For some higher risk use cases, the age check may involve a liveness test where the user must take several selfie photos or record a short video saying phrases requested by the provider. Passive liveness technology has further reduced the effort required by the user – do look into that.
They’re also cautioning against the claims that you’d have to scan all the time. If you’re “low risk,” according to them, you might only have to have your face scanned every three months. What a bargain.
How often you need to prove it is still the same user who did the check is a matter for the services themselves and their regulators. Some low risk uses might only check every three months – higher risk situations might double check it is still you each time you make a purchase.
Also, they’re saying that if Techdirt is going to publish “content that is potential harmful to kids” (as we’ve described, the standard “harmful to kids” is never clearly defined in the bill, and could easily apply to our stories on civil rights abuses among other things), these Age Verification providers have a solution: just redesign Techdirt to put those stories in the “adult section.”
Unless techdirt carries content that is potentially harmful to kids, it woud not need to apply age assurance. If some content is potentially harmful, this could be put in a sub-section of the site where adult users who wish to access it would use an age check – but probabably the same one they did 3 weeks ago when downloading a new 18 rated video game.
All of this is nonsense.
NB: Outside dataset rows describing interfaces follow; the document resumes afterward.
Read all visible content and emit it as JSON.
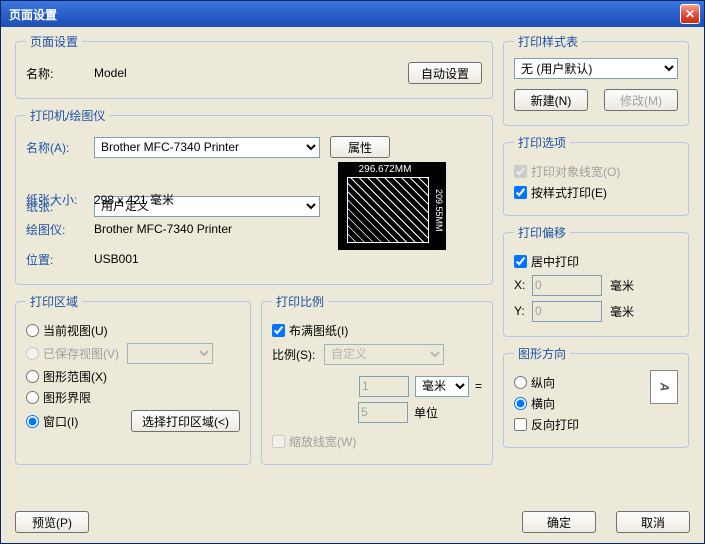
{
  "title": "页面设置",
  "pageSetup": {
    "legend": "页面设置",
    "nameLabel": "名称:",
    "nameValue": "Model",
    "autoBtn": "自动设置"
  },
  "printer": {
    "legend": "打印机/绘图仪",
    "nameLabel": "名称(A):",
    "nameValue": "Brother MFC-7340 Printer",
    "propBtn": "属性",
    "paperLabel": "纸张:",
    "paperValue": "用户定义",
    "sizeLabel": "纸张大小:",
    "sizeValue": "298 x 421 毫米",
    "plotterLabel": "绘图仪:",
    "plotterValue": "Brother MFC-7340 Printer",
    "locLabel": "位置:",
    "locValue": "USB001",
    "preview": {
      "w": "296.672MM",
      "h": "209.55MM"
    }
  },
  "area": {
    "legend": "打印区域",
    "current": "当前视图(U)",
    "saved": "已保存视图(V)",
    "extent": "图形范围(X)",
    "limits": "图形界限",
    "window": "窗口(I)",
    "chooseBtn": "选择打印区域(<)"
  },
  "scale": {
    "legend": "打印比例",
    "fit": "布满图纸(I)",
    "ratioLabel": "比例(S):",
    "ratioValue": "自定义",
    "val1": "1",
    "unit1": "毫米",
    "eq": "=",
    "val2": "5",
    "unit2": "单位",
    "zoomLine": "缩放线宽(W)"
  },
  "styleTable": {
    "legend": "打印样式表",
    "value": "无 (用户默认)",
    "newBtn": "新建(N)",
    "modifyBtn": "修改(M)"
  },
  "options": {
    "legend": "打印选项",
    "lineweight": "打印对象线宽(O)",
    "byStyle": "按样式打印(E)"
  },
  "offset": {
    "legend": "打印偏移",
    "center": "居中打印",
    "xLabel": "X:",
    "xVal": "0",
    "xUnit": "毫米",
    "yLabel": "Y:",
    "yVal": "0",
    "yUnit": "毫米"
  },
  "orient": {
    "legend": "图形方向",
    "portrait": "纵向",
    "landscape": "横向",
    "reverse": "反向打印",
    "glyph": "A"
  },
  "buttons": {
    "preview": "预览(P)",
    "ok": "确定",
    "cancel": "取消"
  }
}
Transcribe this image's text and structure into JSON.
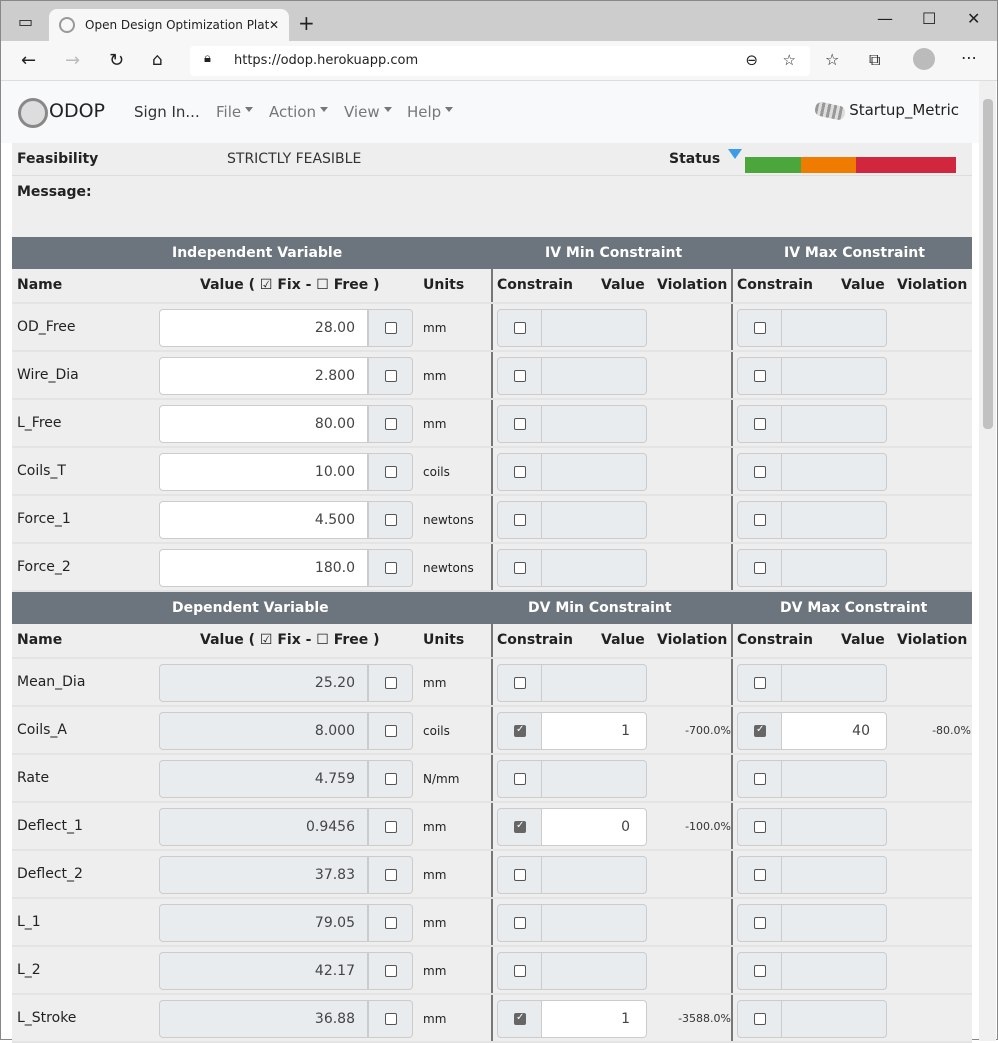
{
  "browser": {
    "tab_title": "Open Design Optimization Platform",
    "url": "https://odop.herokuapp.com"
  },
  "nav": {
    "brand": "ODOP",
    "items": [
      {
        "label": "Sign In...",
        "dropdown": false
      },
      {
        "label": "File",
        "dropdown": true
      },
      {
        "label": "Action",
        "dropdown": true
      },
      {
        "label": "View",
        "dropdown": true
      },
      {
        "label": "Help",
        "dropdown": true
      }
    ],
    "design": "Startup_Metric"
  },
  "status": {
    "feasibility_label": "Feasibility",
    "feasibility_value": "STRICTLY FEASIBLE",
    "message_label": "Message:",
    "status_label": "Status",
    "bar_colors": [
      "#4ba63b",
      "#ef7b00",
      "#d0273f"
    ],
    "indicator_position": 0
  },
  "iv": {
    "header": "Independent Variable",
    "min_header": "IV Min Constraint",
    "max_header": "IV Max Constraint",
    "rows": [
      {
        "name": "OD_Free",
        "value": "28.00",
        "units": "mm"
      },
      {
        "name": "Wire_Dia",
        "value": "2.800",
        "units": "mm"
      },
      {
        "name": "L_Free",
        "value": "80.00",
        "units": "mm"
      },
      {
        "name": "Coils_T",
        "value": "10.00",
        "units": "coils"
      },
      {
        "name": "Force_1",
        "value": "4.500",
        "units": "newtons"
      },
      {
        "name": "Force_2",
        "value": "180.0",
        "units": "newtons"
      }
    ]
  },
  "dv": {
    "header": "Dependent Variable",
    "min_header": "DV Min Constraint",
    "max_header": "DV Max Constraint",
    "rows": [
      {
        "name": "Mean_Dia",
        "value": "25.20",
        "units": "mm"
      },
      {
        "name": "Coils_A",
        "value": "8.000",
        "units": "coils",
        "min": {
          "on": true,
          "value": "1",
          "violation": "-700.0%"
        },
        "max": {
          "on": true,
          "value": "40",
          "violation": "-80.0%"
        }
      },
      {
        "name": "Rate",
        "value": "4.759",
        "units": "N/mm"
      },
      {
        "name": "Deflect_1",
        "value": "0.9456",
        "units": "mm",
        "min": {
          "on": true,
          "value": "0",
          "violation": "-100.0%"
        }
      },
      {
        "name": "Deflect_2",
        "value": "37.83",
        "units": "mm"
      },
      {
        "name": "L_1",
        "value": "79.05",
        "units": "mm"
      },
      {
        "name": "L_2",
        "value": "42.17",
        "units": "mm"
      },
      {
        "name": "L_Stroke",
        "value": "36.88",
        "units": "mm",
        "min": {
          "on": true,
          "value": "1",
          "violation": "-3588.0%"
        }
      }
    ]
  },
  "columns": {
    "name": "Name",
    "value": "Value ( ☑ Fix - ☐ Free )",
    "units": "Units",
    "constrain": "Constrain",
    "cvalue": "Value",
    "violation": "Violation"
  }
}
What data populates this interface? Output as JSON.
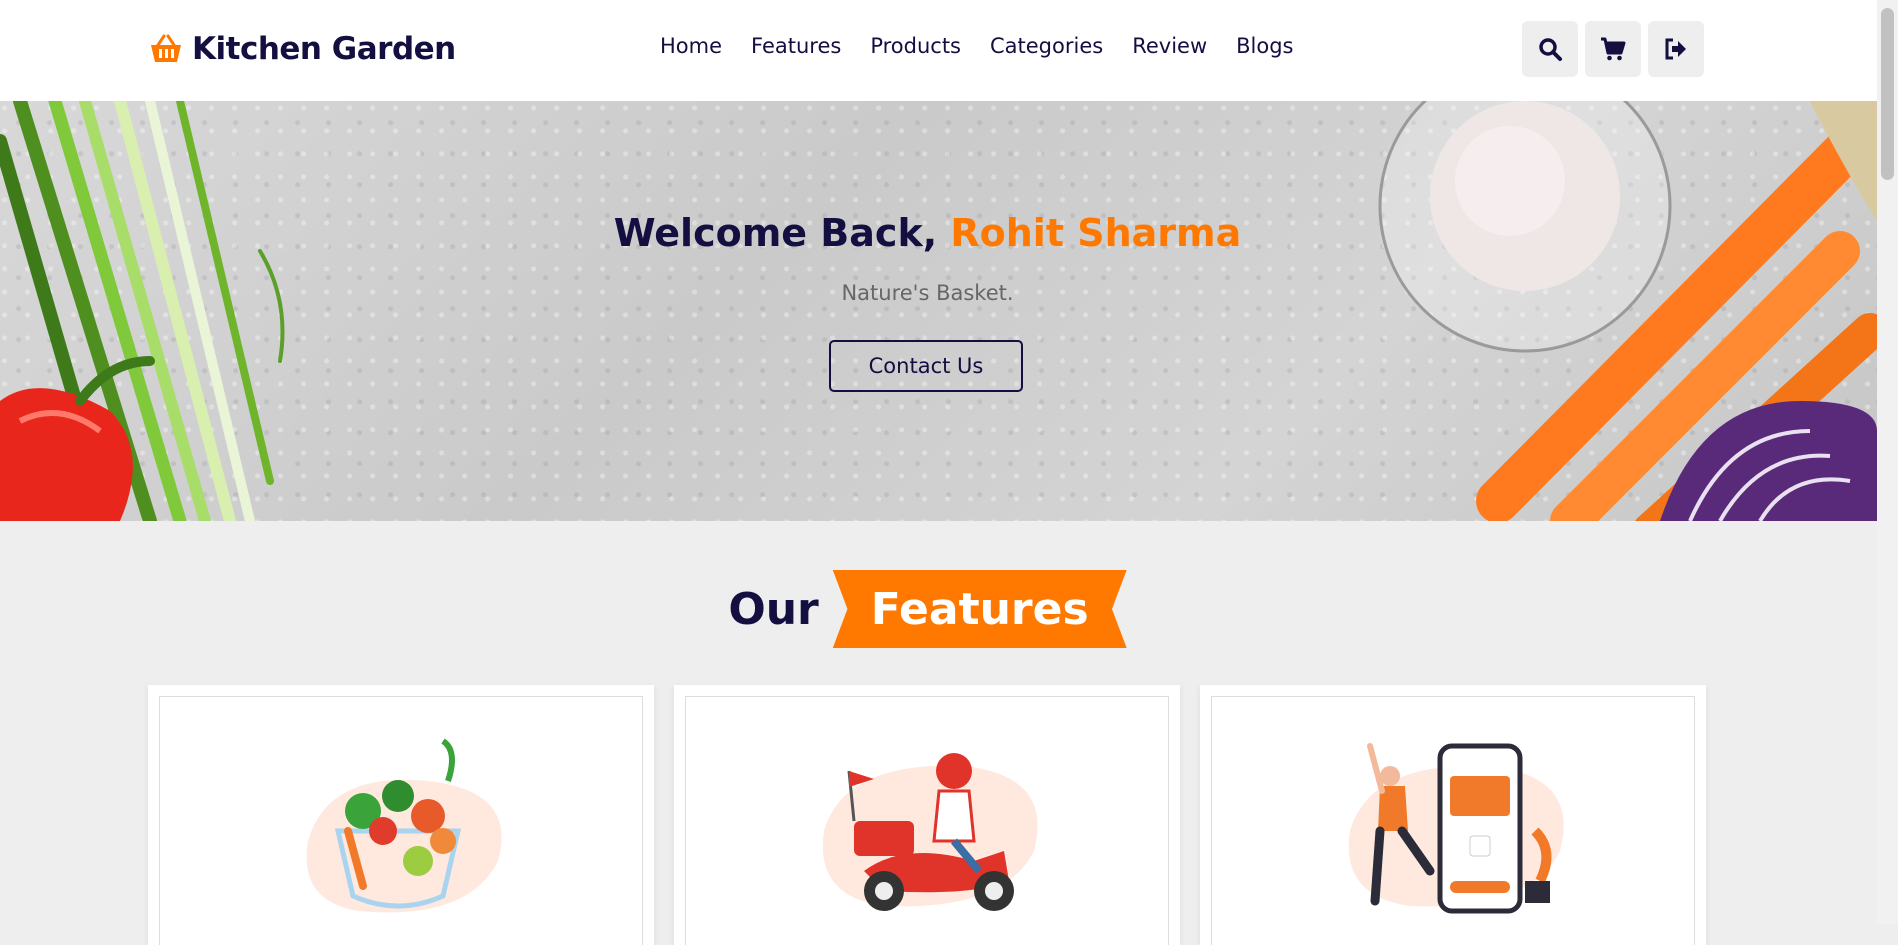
{
  "brand": {
    "name": "Kitchen Garden",
    "icon": "basket-icon",
    "accent": "#ff7800",
    "dark": "#130f40"
  },
  "nav": {
    "items": [
      "Home",
      "Features",
      "Products",
      "Categories",
      "Review",
      "Blogs"
    ]
  },
  "header_icons": [
    "search-icon",
    "cart-icon",
    "logout-icon"
  ],
  "hero": {
    "welcome": "Welcome Back, ",
    "user_name": "Rohit Sharma",
    "subtitle": "Nature's Basket.",
    "button_label": "Contact Us"
  },
  "features": {
    "heading_part1": "Our",
    "heading_part2": "Features",
    "cards": [
      {
        "image": "fresh-vegetables-illustration"
      },
      {
        "image": "delivery-scooter-illustration"
      },
      {
        "image": "mobile-payment-illustration"
      }
    ]
  }
}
Once again, everything about this bill assumes everyone providing internet services is inherently up to no good, and that every kid who uses the internet is damaged by it. That’s not even remotely true. There are ways to deal with the actual problems without ruining the internet for everyone. But that’s not the approach California is taking.